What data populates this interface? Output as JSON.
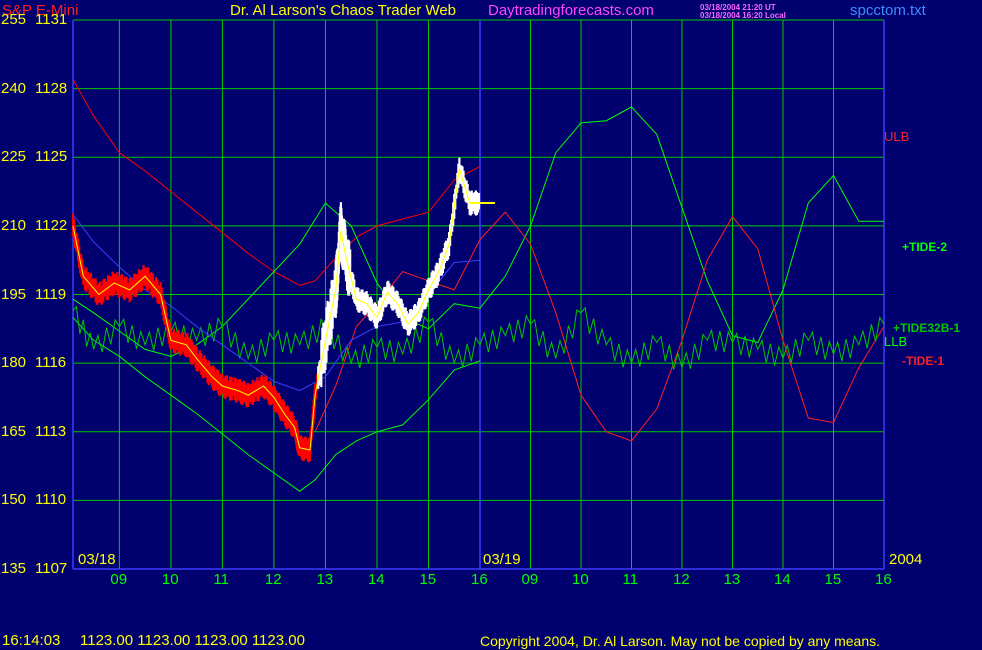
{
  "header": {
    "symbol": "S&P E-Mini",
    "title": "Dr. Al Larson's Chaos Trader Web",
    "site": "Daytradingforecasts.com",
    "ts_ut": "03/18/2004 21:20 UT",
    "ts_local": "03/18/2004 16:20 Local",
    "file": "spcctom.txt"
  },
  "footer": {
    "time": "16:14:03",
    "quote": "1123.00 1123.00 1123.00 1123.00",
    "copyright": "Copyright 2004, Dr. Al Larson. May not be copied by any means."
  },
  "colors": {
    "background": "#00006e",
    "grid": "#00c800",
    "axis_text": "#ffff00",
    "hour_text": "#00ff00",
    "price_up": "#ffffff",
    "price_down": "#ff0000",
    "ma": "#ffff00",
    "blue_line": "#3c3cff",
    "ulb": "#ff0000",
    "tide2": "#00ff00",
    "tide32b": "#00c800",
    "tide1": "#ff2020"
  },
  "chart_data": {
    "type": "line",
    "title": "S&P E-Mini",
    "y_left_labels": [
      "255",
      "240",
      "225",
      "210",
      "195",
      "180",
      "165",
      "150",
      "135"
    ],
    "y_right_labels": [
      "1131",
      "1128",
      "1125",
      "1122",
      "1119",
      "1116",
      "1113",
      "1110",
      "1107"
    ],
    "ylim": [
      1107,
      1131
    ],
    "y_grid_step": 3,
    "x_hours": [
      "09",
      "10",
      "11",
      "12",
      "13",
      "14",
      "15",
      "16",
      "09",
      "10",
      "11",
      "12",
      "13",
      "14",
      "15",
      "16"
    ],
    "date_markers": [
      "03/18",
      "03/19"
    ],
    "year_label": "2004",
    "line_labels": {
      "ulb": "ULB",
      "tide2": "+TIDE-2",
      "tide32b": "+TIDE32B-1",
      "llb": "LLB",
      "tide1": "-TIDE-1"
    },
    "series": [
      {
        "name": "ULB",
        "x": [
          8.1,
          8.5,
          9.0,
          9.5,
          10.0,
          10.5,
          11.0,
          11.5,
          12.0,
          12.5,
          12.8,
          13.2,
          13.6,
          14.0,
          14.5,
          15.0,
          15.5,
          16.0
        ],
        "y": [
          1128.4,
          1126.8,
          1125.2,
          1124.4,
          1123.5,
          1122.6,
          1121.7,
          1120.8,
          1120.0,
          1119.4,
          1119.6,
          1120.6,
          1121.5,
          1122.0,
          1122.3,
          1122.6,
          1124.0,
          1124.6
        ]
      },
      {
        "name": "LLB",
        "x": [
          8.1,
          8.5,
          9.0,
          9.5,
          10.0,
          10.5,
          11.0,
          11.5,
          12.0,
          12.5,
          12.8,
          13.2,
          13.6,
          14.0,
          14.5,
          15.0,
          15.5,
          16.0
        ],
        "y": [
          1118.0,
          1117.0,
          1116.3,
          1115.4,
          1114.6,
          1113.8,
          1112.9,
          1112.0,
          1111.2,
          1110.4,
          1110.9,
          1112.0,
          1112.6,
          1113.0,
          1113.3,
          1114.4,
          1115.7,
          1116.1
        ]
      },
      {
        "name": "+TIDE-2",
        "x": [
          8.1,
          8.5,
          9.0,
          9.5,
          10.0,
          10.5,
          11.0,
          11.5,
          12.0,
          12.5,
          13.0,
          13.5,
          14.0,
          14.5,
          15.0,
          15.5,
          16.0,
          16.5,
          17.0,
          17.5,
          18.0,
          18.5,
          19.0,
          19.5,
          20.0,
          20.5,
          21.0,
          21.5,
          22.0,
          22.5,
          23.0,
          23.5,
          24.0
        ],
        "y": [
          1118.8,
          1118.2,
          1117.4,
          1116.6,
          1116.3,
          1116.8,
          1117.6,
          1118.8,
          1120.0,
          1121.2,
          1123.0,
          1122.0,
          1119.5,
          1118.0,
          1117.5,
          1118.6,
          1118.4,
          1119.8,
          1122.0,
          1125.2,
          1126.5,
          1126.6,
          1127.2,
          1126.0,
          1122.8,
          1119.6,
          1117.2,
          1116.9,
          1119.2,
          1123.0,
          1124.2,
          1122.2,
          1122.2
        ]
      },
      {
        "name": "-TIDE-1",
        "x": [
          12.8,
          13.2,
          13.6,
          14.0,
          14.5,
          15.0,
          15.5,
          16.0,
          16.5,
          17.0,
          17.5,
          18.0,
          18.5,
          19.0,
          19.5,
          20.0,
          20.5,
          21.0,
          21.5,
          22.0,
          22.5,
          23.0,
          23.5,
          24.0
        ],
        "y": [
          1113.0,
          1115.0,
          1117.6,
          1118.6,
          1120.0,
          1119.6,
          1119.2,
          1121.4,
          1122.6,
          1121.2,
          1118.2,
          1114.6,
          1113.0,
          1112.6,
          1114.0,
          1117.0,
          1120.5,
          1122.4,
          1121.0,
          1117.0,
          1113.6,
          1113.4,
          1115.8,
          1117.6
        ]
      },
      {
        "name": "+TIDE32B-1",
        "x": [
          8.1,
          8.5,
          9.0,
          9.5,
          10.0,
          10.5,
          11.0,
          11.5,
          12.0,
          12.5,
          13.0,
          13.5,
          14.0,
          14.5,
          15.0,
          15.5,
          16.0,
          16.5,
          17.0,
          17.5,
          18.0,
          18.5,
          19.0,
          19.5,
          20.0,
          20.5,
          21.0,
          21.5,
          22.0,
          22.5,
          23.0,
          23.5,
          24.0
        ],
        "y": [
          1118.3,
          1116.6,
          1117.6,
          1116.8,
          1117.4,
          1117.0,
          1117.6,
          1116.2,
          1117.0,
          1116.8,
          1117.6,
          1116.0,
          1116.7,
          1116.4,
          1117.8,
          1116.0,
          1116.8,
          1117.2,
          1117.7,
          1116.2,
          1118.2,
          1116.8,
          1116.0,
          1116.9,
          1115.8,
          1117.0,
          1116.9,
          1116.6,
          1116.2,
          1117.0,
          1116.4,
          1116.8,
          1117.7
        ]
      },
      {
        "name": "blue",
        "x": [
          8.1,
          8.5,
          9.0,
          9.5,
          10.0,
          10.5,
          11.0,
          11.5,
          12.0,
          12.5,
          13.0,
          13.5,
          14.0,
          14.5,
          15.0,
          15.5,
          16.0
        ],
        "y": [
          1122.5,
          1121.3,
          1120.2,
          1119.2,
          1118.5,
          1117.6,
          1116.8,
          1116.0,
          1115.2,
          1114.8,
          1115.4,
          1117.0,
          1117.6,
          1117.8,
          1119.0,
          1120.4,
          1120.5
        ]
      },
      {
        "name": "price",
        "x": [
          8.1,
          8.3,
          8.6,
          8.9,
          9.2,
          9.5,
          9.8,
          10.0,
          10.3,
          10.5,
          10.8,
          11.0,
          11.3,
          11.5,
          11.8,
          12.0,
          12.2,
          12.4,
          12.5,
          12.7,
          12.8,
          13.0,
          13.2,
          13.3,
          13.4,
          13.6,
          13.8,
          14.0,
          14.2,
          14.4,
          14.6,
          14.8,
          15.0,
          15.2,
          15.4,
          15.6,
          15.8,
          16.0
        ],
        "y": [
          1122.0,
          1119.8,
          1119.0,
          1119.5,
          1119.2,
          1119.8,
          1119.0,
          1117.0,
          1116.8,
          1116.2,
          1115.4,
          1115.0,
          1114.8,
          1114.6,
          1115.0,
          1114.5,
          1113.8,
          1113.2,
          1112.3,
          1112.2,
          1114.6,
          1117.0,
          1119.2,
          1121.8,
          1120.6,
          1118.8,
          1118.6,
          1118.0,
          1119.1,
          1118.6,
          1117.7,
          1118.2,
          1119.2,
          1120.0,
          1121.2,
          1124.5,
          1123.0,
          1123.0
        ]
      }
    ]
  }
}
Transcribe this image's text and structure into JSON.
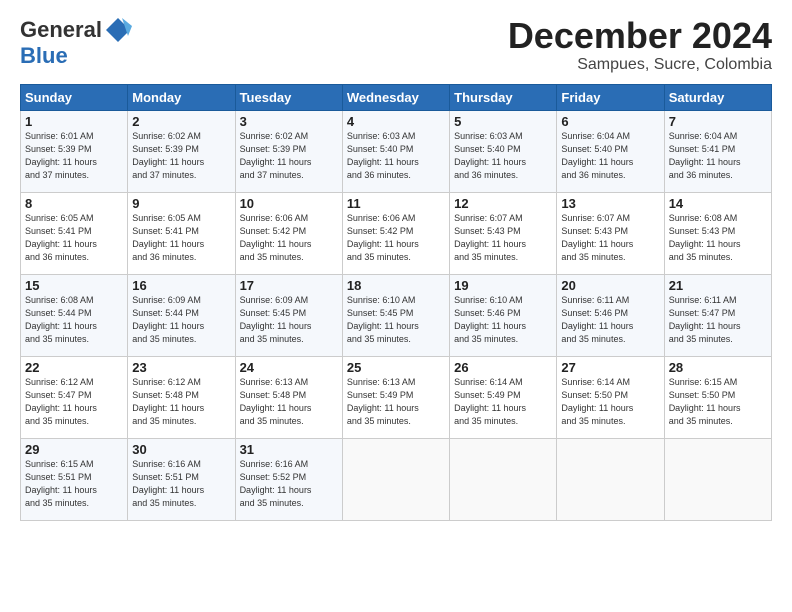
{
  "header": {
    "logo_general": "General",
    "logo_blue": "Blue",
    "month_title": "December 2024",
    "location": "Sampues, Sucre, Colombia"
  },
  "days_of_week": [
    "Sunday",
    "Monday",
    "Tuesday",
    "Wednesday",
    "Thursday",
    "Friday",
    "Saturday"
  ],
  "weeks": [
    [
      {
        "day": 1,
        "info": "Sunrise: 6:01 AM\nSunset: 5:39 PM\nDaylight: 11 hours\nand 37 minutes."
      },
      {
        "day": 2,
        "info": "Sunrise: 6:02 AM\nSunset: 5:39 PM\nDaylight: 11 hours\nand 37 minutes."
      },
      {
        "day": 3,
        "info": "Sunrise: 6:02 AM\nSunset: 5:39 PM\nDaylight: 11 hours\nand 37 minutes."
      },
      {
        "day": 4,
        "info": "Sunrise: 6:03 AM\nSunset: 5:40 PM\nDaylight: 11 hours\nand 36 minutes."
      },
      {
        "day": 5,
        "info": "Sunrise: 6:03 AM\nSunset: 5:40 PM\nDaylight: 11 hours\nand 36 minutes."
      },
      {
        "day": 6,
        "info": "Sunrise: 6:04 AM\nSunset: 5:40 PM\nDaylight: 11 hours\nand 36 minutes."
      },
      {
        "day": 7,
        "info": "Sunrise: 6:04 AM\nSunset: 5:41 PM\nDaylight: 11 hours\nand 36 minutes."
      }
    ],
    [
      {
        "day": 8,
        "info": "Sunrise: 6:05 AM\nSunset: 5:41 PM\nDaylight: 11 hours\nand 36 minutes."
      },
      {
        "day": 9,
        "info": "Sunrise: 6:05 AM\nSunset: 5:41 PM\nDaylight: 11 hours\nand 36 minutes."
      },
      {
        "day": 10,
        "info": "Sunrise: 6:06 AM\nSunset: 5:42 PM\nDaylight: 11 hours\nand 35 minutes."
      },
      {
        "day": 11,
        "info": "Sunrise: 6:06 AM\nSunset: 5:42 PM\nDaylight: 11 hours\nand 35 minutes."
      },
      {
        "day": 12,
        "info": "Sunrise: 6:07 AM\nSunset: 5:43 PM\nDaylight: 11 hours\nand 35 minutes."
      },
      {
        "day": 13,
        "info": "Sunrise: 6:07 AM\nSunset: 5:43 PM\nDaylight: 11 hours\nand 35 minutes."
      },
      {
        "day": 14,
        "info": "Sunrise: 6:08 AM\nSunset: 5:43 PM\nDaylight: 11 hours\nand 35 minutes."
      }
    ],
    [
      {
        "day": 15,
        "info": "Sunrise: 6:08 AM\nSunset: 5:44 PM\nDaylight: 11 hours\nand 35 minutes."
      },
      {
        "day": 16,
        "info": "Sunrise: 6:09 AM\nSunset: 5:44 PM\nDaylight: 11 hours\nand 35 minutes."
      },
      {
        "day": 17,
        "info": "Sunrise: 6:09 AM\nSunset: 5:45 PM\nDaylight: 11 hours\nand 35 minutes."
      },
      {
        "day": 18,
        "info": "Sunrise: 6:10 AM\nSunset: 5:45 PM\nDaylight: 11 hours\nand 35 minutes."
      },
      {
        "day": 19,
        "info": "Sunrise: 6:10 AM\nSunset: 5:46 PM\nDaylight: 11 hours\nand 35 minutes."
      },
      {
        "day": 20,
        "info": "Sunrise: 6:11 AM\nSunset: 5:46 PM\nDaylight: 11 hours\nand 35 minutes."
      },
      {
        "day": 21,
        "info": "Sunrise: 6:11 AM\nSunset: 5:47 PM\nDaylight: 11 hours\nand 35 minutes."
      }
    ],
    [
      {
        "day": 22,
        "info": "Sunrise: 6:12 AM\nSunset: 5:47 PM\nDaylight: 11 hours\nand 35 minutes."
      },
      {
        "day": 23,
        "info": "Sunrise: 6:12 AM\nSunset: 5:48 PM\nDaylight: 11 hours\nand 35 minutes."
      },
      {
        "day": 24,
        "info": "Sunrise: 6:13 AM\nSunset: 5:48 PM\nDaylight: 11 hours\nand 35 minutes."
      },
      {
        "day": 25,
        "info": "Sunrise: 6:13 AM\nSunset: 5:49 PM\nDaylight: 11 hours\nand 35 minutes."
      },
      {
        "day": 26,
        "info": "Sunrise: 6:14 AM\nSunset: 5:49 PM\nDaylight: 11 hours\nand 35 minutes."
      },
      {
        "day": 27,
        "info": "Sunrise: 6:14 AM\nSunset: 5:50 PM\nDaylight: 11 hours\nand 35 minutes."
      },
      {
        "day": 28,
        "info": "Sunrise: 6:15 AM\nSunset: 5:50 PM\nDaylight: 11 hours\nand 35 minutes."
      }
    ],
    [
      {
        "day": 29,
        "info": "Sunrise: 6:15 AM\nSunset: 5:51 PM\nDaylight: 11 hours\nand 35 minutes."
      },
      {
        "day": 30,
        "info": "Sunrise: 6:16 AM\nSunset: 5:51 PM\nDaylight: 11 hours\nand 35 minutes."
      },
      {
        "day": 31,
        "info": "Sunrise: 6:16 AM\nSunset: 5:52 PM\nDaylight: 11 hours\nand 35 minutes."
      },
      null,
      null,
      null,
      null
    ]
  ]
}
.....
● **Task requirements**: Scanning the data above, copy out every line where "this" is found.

● **Response area**:
What data populates this interface? Output as JSON.
Transcribe this image's text and structure into JSON.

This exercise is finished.